Money managers are racing to add workers with restructuring and bankruptcy experience as they take in record amounts of cash to buy cheap assets battered by the economic fallout of the coronavirus pandemic.
Firms are also looking to protect long-standing investments in highly leveraged companies amid expectations of an uptick in troubled situations in the coming months, according to industry insiders. Credit shops including Owl Rock Capital Partners, Pretium Partners and PGIM have all hired distressed-debt specialists in recent weeks.
"As soon as COVID hit, clients started seeing more stress in their portfolios and we started getting more calls," Jonathan Goldstein of recruiting firm Heidrick & Struggles said in an interview. Mr. Goldstein helps private equity firms and hedge funds identify new talent. "They want someone who can step into C-level roles and turn around a company, or folks who can help steer businesses through choppy waters."

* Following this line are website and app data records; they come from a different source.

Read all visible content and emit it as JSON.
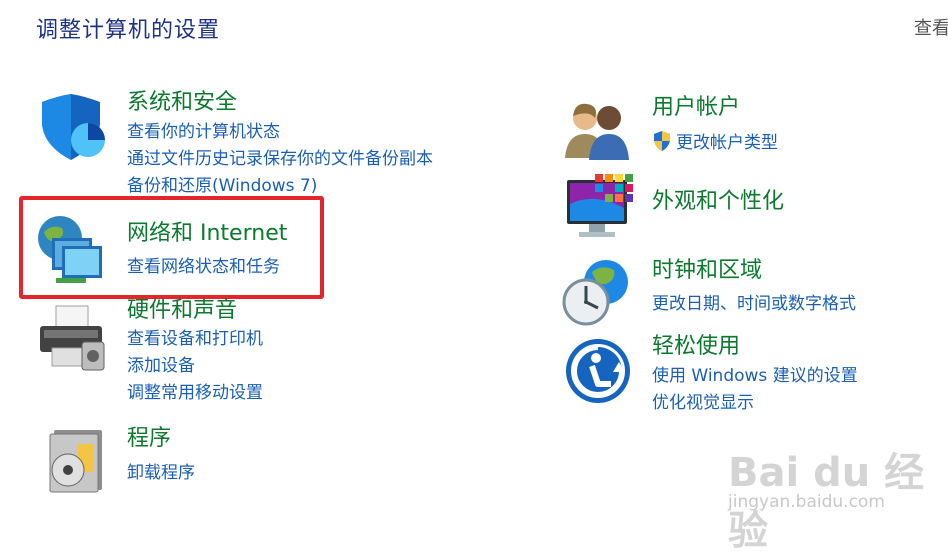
{
  "header": {
    "title": "调整计算机的设置",
    "view_by": "查看"
  },
  "categories": {
    "system": {
      "title": "系统和安全",
      "icon": "shield-icon",
      "links": [
        "查看你的计算机状态",
        "通过文件历史记录保存你的文件备份副本",
        "备份和还原(Windows 7)"
      ]
    },
    "network": {
      "title": "网络和 Internet",
      "icon": "network-globe-icon",
      "links": [
        "查看网络状态和任务"
      ]
    },
    "hardware": {
      "title": "硬件和声音",
      "icon": "printer-icon",
      "links": [
        "查看设备和打印机",
        "添加设备",
        "调整常用移动设置"
      ]
    },
    "programs": {
      "title": "程序",
      "icon": "programs-disc-icon",
      "links": [
        "卸载程序"
      ]
    },
    "users": {
      "title": "用户帐户",
      "icon": "users-icon",
      "links": [
        "更改帐户类型"
      ]
    },
    "appearance": {
      "title": "外观和个性化",
      "icon": "monitor-color-icon"
    },
    "clock": {
      "title": "时钟和区域",
      "icon": "clock-globe-icon",
      "links": [
        "更改日期、时间或数字格式"
      ]
    },
    "ease": {
      "title": "轻松使用",
      "icon": "ease-of-access-icon",
      "links": [
        "使用 Windows 建议的设置",
        "优化视觉显示"
      ]
    }
  },
  "watermark": {
    "brand": "Bai du 经验",
    "sub": "jingyan.baidu.com"
  },
  "colors": {
    "title_blue": "#1e3287",
    "category_green": "#0b7a2e",
    "link_blue": "#1a5fb4",
    "highlight_red": "#e2262b"
  }
}
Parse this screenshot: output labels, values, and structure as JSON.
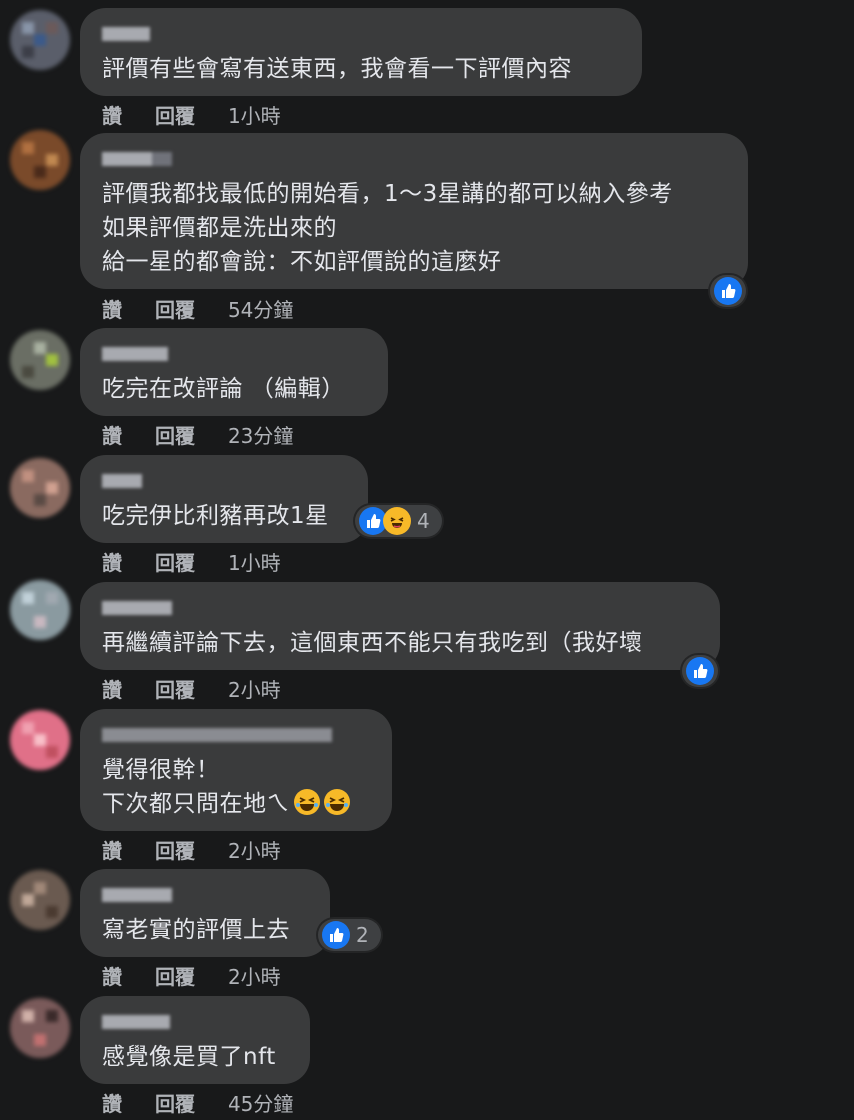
{
  "actions": {
    "like": "讚",
    "reply": "回覆"
  },
  "colors": {
    "background": "#18191a",
    "bubble": "#3a3b3c",
    "like_blue": "#1877f2",
    "haha_yellow": "#f7b928"
  },
  "comments": [
    {
      "text": "評價有些會寫有送東西，我會看一下評價內容",
      "time": "1小時"
    },
    {
      "text": "評價我都找最低的開始看，1～3星講的都可以納入參考\n如果評價都是洗出來的\n給一星的都會說：不如評價說的這麼好",
      "time": "54分鐘",
      "reactions": {
        "icons": [
          "like-icon"
        ]
      }
    },
    {
      "text": "吃完在改評論 （編輯）",
      "time": "23分鐘"
    },
    {
      "text": "吃完伊比利豬再改1星",
      "time": "1小時",
      "reactions": {
        "icons": [
          "like-icon",
          "laughing-icon"
        ],
        "count": "4"
      }
    },
    {
      "text": "再繼續評論下去，這個東西不能只有我吃到（我好壞",
      "time": "2小時",
      "reactions": {
        "icons": [
          "like-icon"
        ]
      }
    },
    {
      "text": "覺得很幹！\n下次都只問在地ㄟ",
      "time": "2小時",
      "emojis": [
        "rofl-icon",
        "rofl-icon"
      ]
    },
    {
      "text": "寫老實的評價上去",
      "time": "2小時",
      "reactions": {
        "icons": [
          "like-icon"
        ],
        "count": "2"
      }
    },
    {
      "text": "感覺像是買了nft",
      "time": "45分鐘"
    }
  ]
}
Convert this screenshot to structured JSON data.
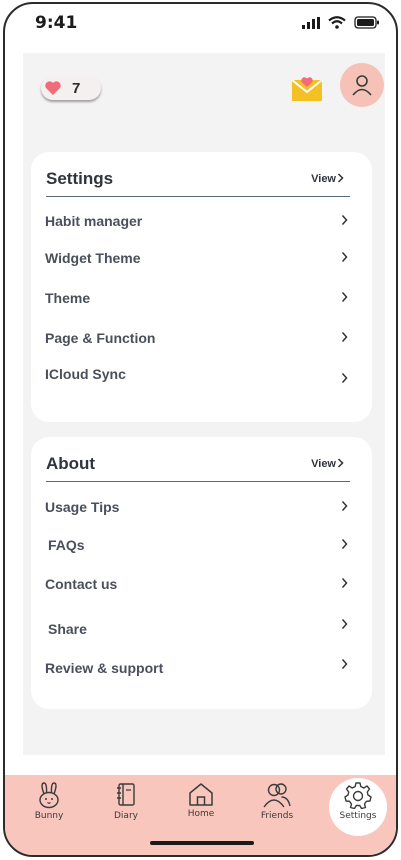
{
  "status_bar": {
    "time": "9:41",
    "icons": [
      "signal-icon",
      "wifi-icon",
      "battery-icon"
    ]
  },
  "header": {
    "likes_count": "7",
    "icons": [
      "heart-icon",
      "mail-heart-icon",
      "profile-icon"
    ]
  },
  "settings_card": {
    "title": "Settings",
    "view_label": "View",
    "items": [
      {
        "label": "Habit manager"
      },
      {
        "label": "Widget Theme"
      },
      {
        "label": "Theme"
      },
      {
        "label": "Page & Function"
      },
      {
        "label": "ICloud Sync"
      }
    ]
  },
  "about_card": {
    "title": "About",
    "view_label": "View",
    "items": [
      {
        "label": "Usage Tips"
      },
      {
        "label": "FAQs"
      },
      {
        "label": "Contact us"
      },
      {
        "label": "Share"
      },
      {
        "label": "Review & support"
      }
    ]
  },
  "tabbar": {
    "active": "Settings",
    "tabs": [
      {
        "label": "Bunny",
        "icon": "bunny-icon"
      },
      {
        "label": "Diary",
        "icon": "diary-icon"
      },
      {
        "label": "Home",
        "icon": "home-icon"
      },
      {
        "label": "Friends",
        "icon": "friends-icon"
      },
      {
        "label": "Settings",
        "icon": "gear-icon"
      }
    ]
  },
  "colors": {
    "accent_pink": "#f8c6bc",
    "avatar_bg": "#f6c2b7",
    "heart": "#f26b7a",
    "mail": "#f5c024",
    "page_bg": "#f3f3f3"
  }
}
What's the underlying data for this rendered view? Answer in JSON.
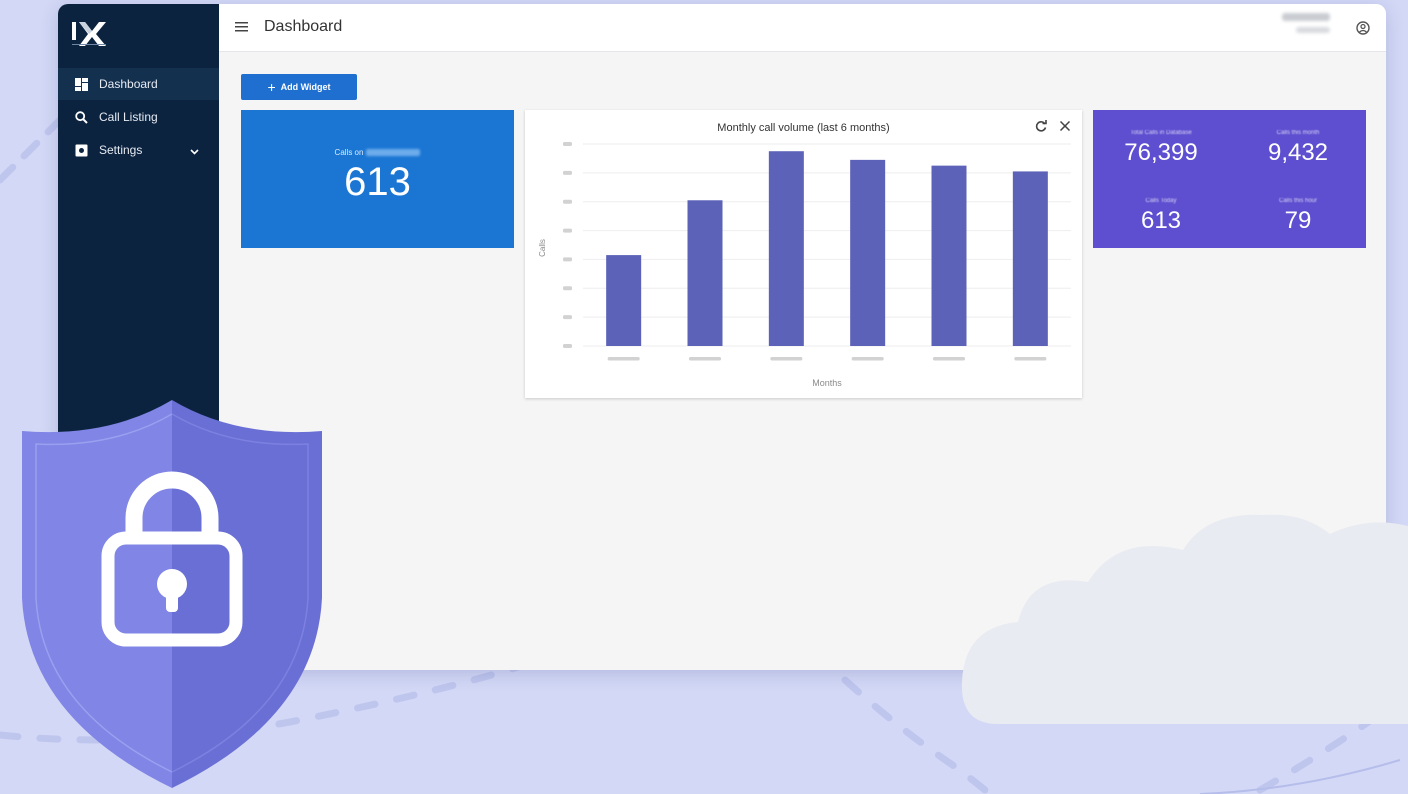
{
  "app": {
    "logo_text": "IX"
  },
  "sidebar": {
    "items": [
      {
        "label": "Dashboard",
        "icon": "dashboard-icon",
        "active": true
      },
      {
        "label": "Call Listing",
        "icon": "search-icon",
        "active": false
      },
      {
        "label": "Settings",
        "icon": "settings-icon",
        "active": false,
        "expandable": true
      }
    ]
  },
  "header": {
    "title": "Dashboard"
  },
  "toolbar": {
    "add_widget_label": "Add Widget"
  },
  "widgets": {
    "calls_today": {
      "label": "Calls on",
      "value": "613"
    },
    "call_volume": {
      "title": "Monthly call volume (last 6 months)",
      "xlabel": "Months",
      "ylabel": "Calls"
    },
    "stats": [
      {
        "label": "Total Calls in Database",
        "value": "76,399"
      },
      {
        "label": "Calls this month",
        "value": "9,432"
      },
      {
        "label": "Calls Today",
        "value": "613"
      },
      {
        "label": "Calls this hour",
        "value": "79"
      }
    ]
  },
  "colors": {
    "sidebar_bg": "#0c2340",
    "primary_button": "#1e6fd0",
    "calls_card": "#1b76d3",
    "stats_card": "#5e4fd0",
    "bar": "#5c62b8"
  },
  "chart_data": {
    "type": "bar",
    "title": "Monthly call volume (last 6 months)",
    "xlabel": "Months",
    "ylabel": "Calls",
    "categories": [
      "",
      "",
      "",
      "",
      "",
      ""
    ],
    "values": [
      315,
      505,
      675,
      645,
      625,
      605
    ],
    "ylim": [
      0,
      700
    ],
    "grid": true
  }
}
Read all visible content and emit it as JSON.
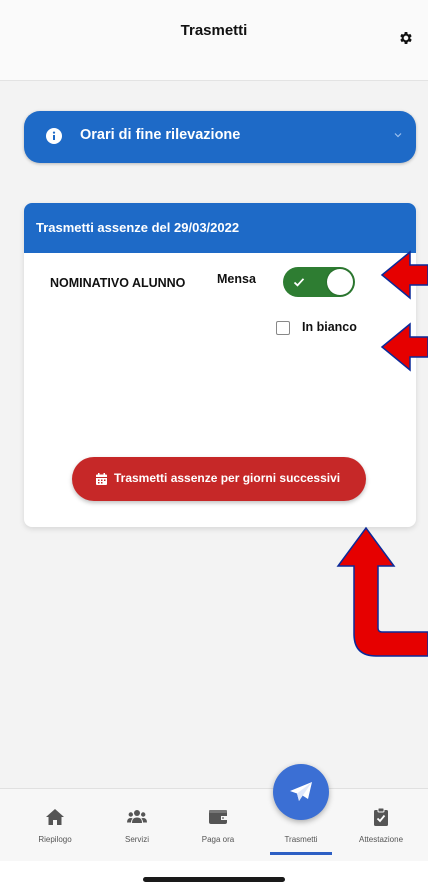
{
  "header": {
    "title": "Trasmetti",
    "settings_icon": "gear-icon"
  },
  "accordion": {
    "label": "Orari di fine rilevazione",
    "icon": "info-icon",
    "chevron": "chevron-down-icon"
  },
  "card": {
    "title": "Trasmetti assenze del 29/03/2022",
    "student_label": "NOMINATIVO ALUNNO",
    "mensa_label": "Mensa",
    "mensa_on": true,
    "blank_label": "In bianco",
    "blank_checked": false,
    "button_label": "Trasmetti assenze per giorni successivi",
    "button_icon": "calendar-icon"
  },
  "nav": {
    "items": [
      {
        "label": "Riepilogo",
        "icon": "home-icon"
      },
      {
        "label": "Servizi",
        "icon": "users-icon"
      },
      {
        "label": "Paga ora",
        "icon": "wallet-icon"
      },
      {
        "label": "Trasmetti",
        "icon": "send-icon",
        "active": true
      },
      {
        "label": "Attestazione",
        "icon": "clipboard-check-icon"
      }
    ]
  },
  "colors": {
    "primary": "#1e6ac7",
    "danger": "#c62828",
    "toggle_on": "#2e7d32",
    "fab": "#3b6fd4",
    "annotation_arrow": "#e60000"
  }
}
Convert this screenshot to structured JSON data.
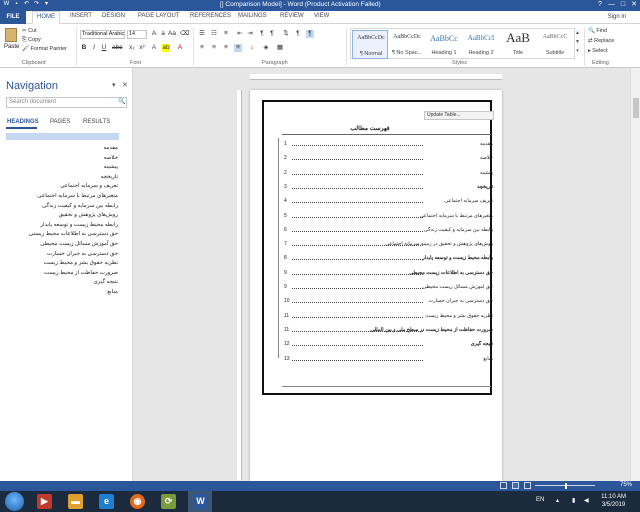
{
  "window": {
    "title": "[] Comparison Model] - Word (Product Activation Failed)",
    "signin": "Sign in",
    "controls": [
      "?",
      "—",
      "□",
      "✕"
    ]
  },
  "ribbon_tabs": [
    "FILE",
    "HOME",
    "INSERT",
    "DESIGN",
    "PAGE LAYOUT",
    "REFERENCES",
    "MAILINGS",
    "REVIEW",
    "VIEW"
  ],
  "active_tab": "HOME",
  "clipboard": {
    "paste": "Paste",
    "cut": "Cut",
    "copy": "Copy",
    "format_painter": "Format Painter",
    "label": "Clipboard"
  },
  "font": {
    "family": "Traditional Arabic",
    "size": "14",
    "label": "Font"
  },
  "paragraph": {
    "label": "Paragraph"
  },
  "styles": {
    "label": "Styles",
    "items": [
      {
        "sample": "AaBbCcDc",
        "name": "¶ Normal"
      },
      {
        "sample": "AaBbCcDc",
        "name": "¶ No Spac..."
      },
      {
        "sample": "AaBbCc",
        "name": "Heading 1"
      },
      {
        "sample": "AaBbCcI",
        "name": "Heading 2"
      },
      {
        "sample": "AaB",
        "name": "Title"
      },
      {
        "sample": "AaBbCcC",
        "name": "Subtitle"
      }
    ]
  },
  "editing": {
    "find": "Find",
    "replace": "Replace",
    "select": "Select",
    "label": "Editing"
  },
  "navigation": {
    "title": "Navigation",
    "search_placeholder": "Search document",
    "tabs": [
      "HEADINGS",
      "PAGES",
      "RESULTS"
    ],
    "headings": [
      "مقدمه",
      "خلاصه",
      "پیشینه",
      "تاریخچه",
      "تعریف و سرمایه اجتماعی",
      "متغیرهای مرتبط با سرمایه اجتماعی",
      "رابطه بین سرمایه و کیفیت زندگی",
      "روش‌های پژوهش و تحقیق",
      "رابطه محیط زیست و توسعه پایدار",
      "حق دسترسی به اطلاعات محیط زیستی",
      "حق آموزش مسائل زیست محیطی",
      "حق دسترسی به جبران خسارت",
      "نظریه حقوق بشر و محیط زیست",
      "ضرورت حفاظت از محیط زیست",
      "نتیجه گیری",
      "منابع"
    ]
  },
  "document": {
    "update_table": "Update Table...",
    "toc_title": "فهرست مطالب",
    "toc": [
      {
        "text": "مقدمه",
        "page": "1",
        "bold": false
      },
      {
        "text": "خلاصه",
        "page": "2",
        "bold": false
      },
      {
        "text": "پیشینه",
        "page": "2",
        "bold": false
      },
      {
        "text": "تاریخچه",
        "page": "3",
        "bold": true
      },
      {
        "text": "تعریف سرمایه اجتماعی",
        "page": "4",
        "bold": false
      },
      {
        "text": "متغیرهای مرتبط با سرمایه اجتماعی",
        "page": "5",
        "bold": false
      },
      {
        "text": "رابطه بین سرمایه و کیفیت زندگی",
        "page": "6",
        "bold": false
      },
      {
        "text": "روش‌های پژوهش و تحقیق در زمینه سرمایه اجتماعی",
        "page": "7",
        "bold": false
      },
      {
        "text": "رابطه محیط زیست و توسعه پایدار",
        "page": "8",
        "bold": true
      },
      {
        "text": "حق دسترسی به اطلاعات زیست محیطی",
        "page": "9",
        "bold": true
      },
      {
        "text": "حق آموزش مسائل زیست محیطی",
        "page": "9",
        "bold": false
      },
      {
        "text": "حق دسترسی به جبران خسارت",
        "page": "10",
        "bold": false
      },
      {
        "text": "نظریه حقوق بشر و محیط زیست",
        "page": "11",
        "bold": false
      },
      {
        "text": "ضرورت حفاظت از محیط زیست در سطح ملی و بین المللی",
        "page": "11",
        "bold": true
      },
      {
        "text": "نتیجه گیری",
        "page": "12",
        "bold": true
      },
      {
        "text": "منابع",
        "page": "13",
        "bold": false
      }
    ]
  },
  "status": {
    "zoom": "75%"
  },
  "taskbar": {
    "lang": "EN",
    "time": "11:10 AM",
    "date": "3/5/2019"
  },
  "colors": {
    "word_blue": "#2b579a",
    "taskbar": "#1b2b3d"
  }
}
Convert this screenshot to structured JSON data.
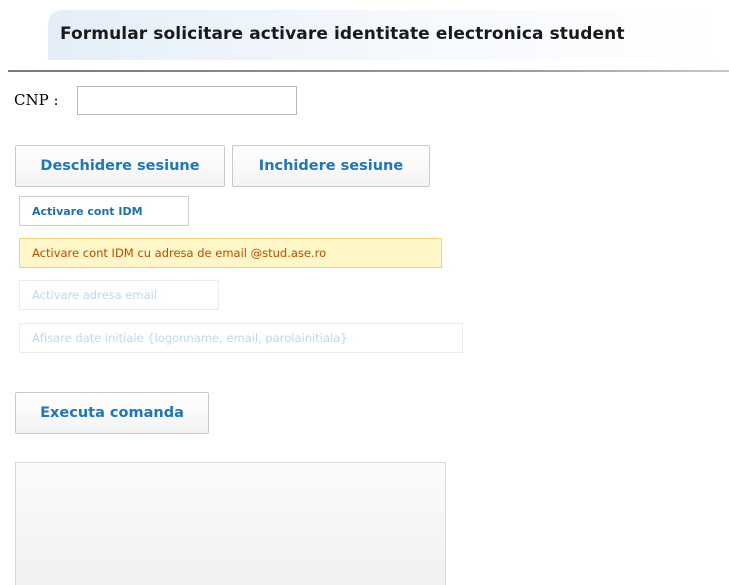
{
  "header": {
    "title": "Formular solicitare activare identitate electronica student"
  },
  "form": {
    "cnp_label": "CNP :",
    "cnp_value": "",
    "cnp_placeholder": ""
  },
  "session": {
    "open_label": "Deschidere sesiune",
    "close_label": "Inchidere sesiune"
  },
  "options": [
    {
      "label": "Activare cont IDM",
      "state": "enabled"
    },
    {
      "label": "Activare cont IDM cu adresa de email @stud.ase.ro",
      "state": "selected"
    },
    {
      "label": "Activare adresa email",
      "state": "disabled"
    },
    {
      "label": "Afisare date initiale {logonname, email, parolainitiala}",
      "state": "disabled"
    }
  ],
  "actions": {
    "execute_label": "Executa comanda"
  },
  "colors": {
    "link_blue": "#1f77b4",
    "selected_bg": "#fff7c7",
    "selected_border": "#f2d26a",
    "selected_text": "#b84e00",
    "disabled_text": "#bcd9ee"
  }
}
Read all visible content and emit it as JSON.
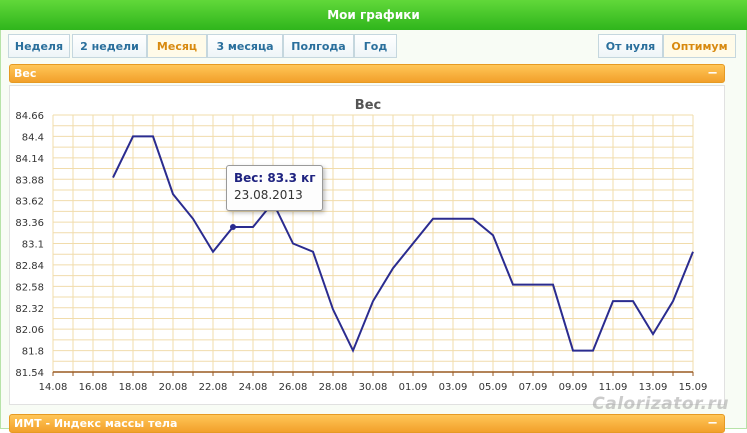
{
  "header": {
    "title": "Мои графики"
  },
  "period_tabs": [
    {
      "label": "Неделя",
      "active": false
    },
    {
      "label": "2 недели",
      "active": false
    },
    {
      "label": "Месяц",
      "active": true
    },
    {
      "label": "3 месяца",
      "active": false
    },
    {
      "label": "Полгода",
      "active": false
    },
    {
      "label": "Год",
      "active": false
    }
  ],
  "scale_tabs": [
    {
      "label": "От нуля",
      "active": false
    },
    {
      "label": "Оптимум",
      "active": true
    }
  ],
  "panels": {
    "weight": {
      "title": "Вес",
      "collapse_label": "−"
    },
    "bmi": {
      "title": "ИМТ - Индекс массы тела",
      "collapse_label": "−"
    }
  },
  "tooltip": {
    "label": "Вес: 83.3 кг",
    "date": "23.08.2013"
  },
  "watermark": "Calorizator.ru",
  "colors": {
    "line": "#2b2c8f",
    "grid": "#f1dcab",
    "accent": "#f2a02b",
    "brand_green": "#3fc224"
  },
  "chart_data": {
    "type": "line",
    "title": "Вес",
    "xlabel": "",
    "ylabel": "",
    "xlim": [
      "14.08",
      "15.09"
    ],
    "ylim": [
      81.54,
      84.66
    ],
    "x_tick_labels": [
      "14.08",
      "16.08",
      "18.08",
      "20.08",
      "22.08",
      "24.08",
      "26.08",
      "28.08",
      "30.08",
      "01.09",
      "03.09",
      "05.09",
      "07.09",
      "09.09",
      "11.09",
      "13.09",
      "15.09"
    ],
    "y_tick_labels": [
      "84.66",
      "84.4",
      "84.14",
      "83.88",
      "83.62",
      "83.36",
      "83.1",
      "82.84",
      "82.58",
      "82.32",
      "82.06",
      "81.8",
      "81.54"
    ],
    "series": [
      {
        "x": [
          "17.08",
          "18.08",
          "19.08",
          "20.08",
          "21.08",
          "22.08",
          "23.08",
          "24.08",
          "25.08",
          "26.08",
          "27.08",
          "28.08",
          "29.08",
          "30.08",
          "31.08",
          "01.09",
          "02.09",
          "03.09",
          "04.09",
          "05.09",
          "06.09",
          "07.09",
          "08.09",
          "09.09",
          "10.09",
          "11.09",
          "12.09",
          "13.09",
          "14.09",
          "15.09"
        ],
        "values": [
          83.9,
          84.4,
          84.4,
          83.7,
          83.4,
          83.0,
          83.3,
          83.3,
          83.6,
          83.1,
          83.0,
          82.3,
          81.8,
          82.4,
          82.8,
          83.1,
          83.4,
          83.4,
          83.4,
          83.2,
          82.6,
          82.6,
          82.6,
          81.8,
          81.8,
          82.4,
          82.4,
          82.0,
          82.4,
          83.0
        ]
      }
    ],
    "highlight": {
      "x": "23.08",
      "value": 83.3
    },
    "grid": true,
    "legend": "none"
  }
}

Money managers are looking to raise more than $70 billion to invest in troubled companies amid signs the global economic slowdown is set to worsen. The International Monetary Fund earlier this week cut its outlook for the world economy, predicting a much deeper recession and slower rebound than it anticipated just two months ago. Despite unprecedented support from the Federal Reserve to help stem the bleeding, the amount of distressed U.S. corporate debt is still more than 60% above what it was before COVID-19 was declared a pandemic, Bloomberg data show.
"We still have the most leveraged corporate sector that we've ever had, and I think the fallout of this crisis will result in profound and lasting changes to many aspects of the economy," said Irwin Gold, co-founder of Houlihan Lokey's financial restructuring group.
Returns in restructuring scenarios can vary widely, with results depending in part on court rulings, when troubled issuers decide to take corrective actions and when deals are completed. Yet for distressed investors, having the expertise to negotiate and defend a deal can often be the difference between reaping major gains or booking a loss.